Monitoring data needed to reduce risks 

A set of measures is proposed in the report to fulfil the obligations laid down by international agreements, organise the monitoring of hazardous chemicals and manage risks.

According to the research institutes, the monitoring of air quality and fallout at the Pallas research station must be continued and expanded. Long-term monitoring of mercury and POP compounds in fish and lake sediment layers should also be included. Should high concentrations be observed in environmental monitoring and mapping, study is also needed on toxins that end up in the human body via the food chain. Substances analysed in reindeer may be considered as an indicator of environmental load.

Climate change may impact on the transport of substances to Lapland if, for example, substances are released back to the cycle when the ice sheet melts. Substances that are no longer used are being replaced by new chemicals, whose impacts may be poorly known. This is why the researchers recommend closer international cooperation in the mapping of new chemicals and the modelling of forecasts and behaviour of substances.

Monitoring data concerning the presence and concentrations of chemicals are part of the global risk assessment and management. "The key risk factors for Finland can be identified only by producing our own data and taking part in international assessments," says Jaakko Mannio, coordinator of the research project at the Finnish Environment Institute. "If we don't have enough reliable research data on environmental toxins, we cannot assess exposure to these or develop actions to minimise risks."

 

The report Long-range transported contaminants in Finnish Lapland (LAPCON) was drawn up as part of the implementation of the Government plan for analysis, assessment and research 2015. The research project was coordinated by the Finnish Environment Institute SYKE, which was responsible for the collection and analysis of the environmental data. The National Institute for Health and Welfare saw to the assessment of the exposure and health impacts in humans, while the Finnish Meteorological Institute studied the trends in long-range transport and loading. The data were analysed and interpreted and measures proposed based on this by the three institutes jointly. 

Pic 1: In Finland and Sweden the concentrations of hazardous substances in waters are the most commonly monitored in perch. The substances usually found in fish include mercury, flame retardants and fluorinated compounds, but in Lapland the concentrations are lower than in areas impacted by industry and urban settlements. 

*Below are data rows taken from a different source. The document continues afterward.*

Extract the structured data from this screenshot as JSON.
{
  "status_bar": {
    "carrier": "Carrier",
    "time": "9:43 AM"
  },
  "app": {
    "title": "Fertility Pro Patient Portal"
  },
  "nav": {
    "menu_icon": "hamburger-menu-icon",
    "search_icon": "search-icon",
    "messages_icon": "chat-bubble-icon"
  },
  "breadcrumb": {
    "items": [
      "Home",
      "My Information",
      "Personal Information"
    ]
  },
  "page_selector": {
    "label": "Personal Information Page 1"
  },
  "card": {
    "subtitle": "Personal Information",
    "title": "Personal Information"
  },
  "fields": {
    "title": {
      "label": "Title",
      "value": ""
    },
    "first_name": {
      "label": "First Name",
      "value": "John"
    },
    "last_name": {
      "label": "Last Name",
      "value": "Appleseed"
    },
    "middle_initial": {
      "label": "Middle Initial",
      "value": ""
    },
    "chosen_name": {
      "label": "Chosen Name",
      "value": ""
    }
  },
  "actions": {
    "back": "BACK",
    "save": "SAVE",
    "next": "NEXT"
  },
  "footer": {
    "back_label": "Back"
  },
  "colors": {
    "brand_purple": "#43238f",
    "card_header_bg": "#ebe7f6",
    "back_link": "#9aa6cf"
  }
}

Pic 2. Perfluorinated compounds in perch in Finnish waters. The only compound whose use is limited by international regulation is PFOS. Perfluorinated compounds are commonly used in textiles to render them water and dirt repellent, in fire fighting foams and in surface treatment of metals.

 

Research report

More information:

Jaakko Mannio, Head of Unit, Finnish Environment Institute SYKE, firstname.lastname@ymparisto.fi, tel. +358 29 525 1406

Pia Anttila, Senior Research Scientist, Finnish Meteorological Institute, firstname.lastname@fmi.fi, tel. +358 50 368 6420

Hannu Kiviranta, Head of Unit, National Institute for Health and Welfare, firstname.lastname@thl.fi, tel. +358 29 524 6361, +358 40 541 1958